Barack Obama may be the President of the United States, but for a few minutes on Monday, he was also Stephen Colbert, outgoing host of "The Colbert Report."
Obama sat down for an interview with Colbert in Washington - his third appearance on the show - and surprised the host by taking over the taping for a segment.
"You've been taking a lot of shots at my job, I've decided to take a shot at yours," Obama said before taking over for Colbert on "The Word," a segment where Colbert (in this case, Obama) says a line or two before a witty word or phrases flashes to the right. "How hard can this be? I am just going to say whatever you were about to say."
From there, Obama launched into a monologue about Obamacare, congressional Republicans and his last two years in office.
A video showing American journalist Steven Sotloff being beheaded by terror group ISIS is authentic, U.S. officials said early Wednesday.
The Islamic militant group released the video Tuesday.
It shows the second beheading of an American journalist in two weeks, and blames President Barack Obama's decision to conduct airstrikes against the militant group in Iraq for the killing.
"The U.S. intelligence community has analyzed the recently released video ... and has reached the judgment that it is authentic," said Caitlin Hayden, the spokeswoman for the National Security Council. "We will continue to provide updates as they are available,"
In the video, Sotloff kneels in the desert, dressed in an orange prison-style jumpsuit.

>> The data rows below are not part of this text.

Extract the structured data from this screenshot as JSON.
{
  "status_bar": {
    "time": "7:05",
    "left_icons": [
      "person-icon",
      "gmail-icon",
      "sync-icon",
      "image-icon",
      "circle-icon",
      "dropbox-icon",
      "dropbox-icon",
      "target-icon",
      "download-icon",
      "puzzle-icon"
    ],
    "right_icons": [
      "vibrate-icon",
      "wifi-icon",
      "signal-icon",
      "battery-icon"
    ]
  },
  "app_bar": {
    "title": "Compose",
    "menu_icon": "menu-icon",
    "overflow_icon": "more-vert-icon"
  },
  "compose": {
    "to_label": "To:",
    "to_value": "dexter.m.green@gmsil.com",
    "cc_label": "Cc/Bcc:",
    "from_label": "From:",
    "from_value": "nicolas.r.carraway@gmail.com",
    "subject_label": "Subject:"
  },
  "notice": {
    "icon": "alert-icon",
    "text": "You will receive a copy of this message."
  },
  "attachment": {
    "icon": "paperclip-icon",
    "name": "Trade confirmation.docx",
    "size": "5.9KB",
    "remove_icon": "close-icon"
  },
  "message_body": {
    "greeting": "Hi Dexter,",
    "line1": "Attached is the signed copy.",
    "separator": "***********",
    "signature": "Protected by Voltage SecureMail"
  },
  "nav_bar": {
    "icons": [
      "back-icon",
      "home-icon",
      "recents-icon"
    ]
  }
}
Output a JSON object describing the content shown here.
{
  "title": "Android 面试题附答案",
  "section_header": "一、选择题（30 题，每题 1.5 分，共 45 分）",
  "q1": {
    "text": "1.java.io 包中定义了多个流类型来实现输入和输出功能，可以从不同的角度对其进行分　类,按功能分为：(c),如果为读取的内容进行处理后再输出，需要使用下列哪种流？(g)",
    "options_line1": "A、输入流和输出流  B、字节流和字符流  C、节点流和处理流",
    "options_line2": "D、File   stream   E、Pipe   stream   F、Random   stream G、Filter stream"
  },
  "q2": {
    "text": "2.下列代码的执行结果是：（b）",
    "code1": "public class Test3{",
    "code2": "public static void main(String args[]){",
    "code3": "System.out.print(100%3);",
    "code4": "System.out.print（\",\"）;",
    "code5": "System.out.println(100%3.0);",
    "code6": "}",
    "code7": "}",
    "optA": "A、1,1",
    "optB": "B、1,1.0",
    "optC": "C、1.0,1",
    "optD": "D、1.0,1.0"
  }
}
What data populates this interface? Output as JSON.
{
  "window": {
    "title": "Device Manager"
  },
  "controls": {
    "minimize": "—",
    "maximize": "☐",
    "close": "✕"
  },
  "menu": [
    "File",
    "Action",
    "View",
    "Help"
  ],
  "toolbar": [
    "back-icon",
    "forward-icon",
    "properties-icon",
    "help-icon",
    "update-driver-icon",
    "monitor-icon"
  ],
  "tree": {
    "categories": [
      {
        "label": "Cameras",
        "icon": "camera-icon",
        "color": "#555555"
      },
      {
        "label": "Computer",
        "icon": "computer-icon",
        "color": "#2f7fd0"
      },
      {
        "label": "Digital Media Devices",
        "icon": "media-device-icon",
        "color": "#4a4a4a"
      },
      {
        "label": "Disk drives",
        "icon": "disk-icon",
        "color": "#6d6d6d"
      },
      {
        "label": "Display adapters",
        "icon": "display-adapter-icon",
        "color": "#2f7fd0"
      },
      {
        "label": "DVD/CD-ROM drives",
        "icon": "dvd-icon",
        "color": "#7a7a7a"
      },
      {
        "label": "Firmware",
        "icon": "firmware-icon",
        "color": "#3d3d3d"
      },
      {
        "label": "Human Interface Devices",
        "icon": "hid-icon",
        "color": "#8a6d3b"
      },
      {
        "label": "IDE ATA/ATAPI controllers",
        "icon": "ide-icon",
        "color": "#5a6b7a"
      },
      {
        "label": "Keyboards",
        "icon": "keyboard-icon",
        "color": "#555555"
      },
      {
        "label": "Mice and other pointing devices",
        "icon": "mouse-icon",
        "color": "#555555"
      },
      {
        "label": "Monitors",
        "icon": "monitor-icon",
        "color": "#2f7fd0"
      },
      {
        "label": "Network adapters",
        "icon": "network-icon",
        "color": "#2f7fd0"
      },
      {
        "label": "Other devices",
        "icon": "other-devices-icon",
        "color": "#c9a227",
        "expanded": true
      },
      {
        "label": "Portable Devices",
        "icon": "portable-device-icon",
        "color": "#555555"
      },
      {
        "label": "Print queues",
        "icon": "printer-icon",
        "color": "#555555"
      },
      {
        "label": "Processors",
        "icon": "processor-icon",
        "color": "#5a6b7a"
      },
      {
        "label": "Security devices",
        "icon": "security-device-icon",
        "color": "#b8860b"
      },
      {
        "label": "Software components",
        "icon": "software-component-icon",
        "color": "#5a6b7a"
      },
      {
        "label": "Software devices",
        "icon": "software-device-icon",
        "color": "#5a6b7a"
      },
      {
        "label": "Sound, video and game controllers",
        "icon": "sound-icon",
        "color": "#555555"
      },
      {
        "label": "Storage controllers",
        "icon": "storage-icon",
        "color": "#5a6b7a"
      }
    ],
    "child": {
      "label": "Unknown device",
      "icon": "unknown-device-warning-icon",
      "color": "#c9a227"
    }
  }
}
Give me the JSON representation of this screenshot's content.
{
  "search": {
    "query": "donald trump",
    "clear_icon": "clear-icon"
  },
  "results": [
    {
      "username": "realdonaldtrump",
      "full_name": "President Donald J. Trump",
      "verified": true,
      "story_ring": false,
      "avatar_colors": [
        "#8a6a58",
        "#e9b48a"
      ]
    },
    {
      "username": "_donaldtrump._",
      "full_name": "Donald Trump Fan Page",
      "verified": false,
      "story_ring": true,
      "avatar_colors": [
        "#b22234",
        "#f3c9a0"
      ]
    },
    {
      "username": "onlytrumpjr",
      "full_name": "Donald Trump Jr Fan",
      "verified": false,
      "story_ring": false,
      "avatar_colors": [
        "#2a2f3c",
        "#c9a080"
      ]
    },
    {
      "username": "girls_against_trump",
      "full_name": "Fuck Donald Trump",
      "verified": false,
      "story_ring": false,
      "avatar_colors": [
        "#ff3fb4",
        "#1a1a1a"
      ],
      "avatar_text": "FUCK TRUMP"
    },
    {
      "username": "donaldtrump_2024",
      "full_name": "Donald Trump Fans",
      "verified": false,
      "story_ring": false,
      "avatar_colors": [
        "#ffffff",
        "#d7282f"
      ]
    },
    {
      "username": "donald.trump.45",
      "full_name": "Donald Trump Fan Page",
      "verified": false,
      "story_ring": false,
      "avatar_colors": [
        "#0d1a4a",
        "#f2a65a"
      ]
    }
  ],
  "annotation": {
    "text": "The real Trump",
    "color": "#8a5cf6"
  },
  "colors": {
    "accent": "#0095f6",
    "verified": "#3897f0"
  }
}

A masked "executioner" lords over him, wielding a knife.
The journalist speaks; the executioner speaks.
And then the horrific happens: the victim is beheaded.
"It is almost the exact same choreography," said Peter Neumann, a professor at King's College London, comparing ISIS videos showing the deaths of journalists Sotloff and James Foley. A video of Foley's execution was released last month.
The executioner appears to be the same person. The location of the two killings also appears to be similar.
Neumann suspects they took place in or around the Syrian city of Raqqa, one of the safest areas for ISIS, which calls itself the Islamic State.
See more on this developing story on CNN.com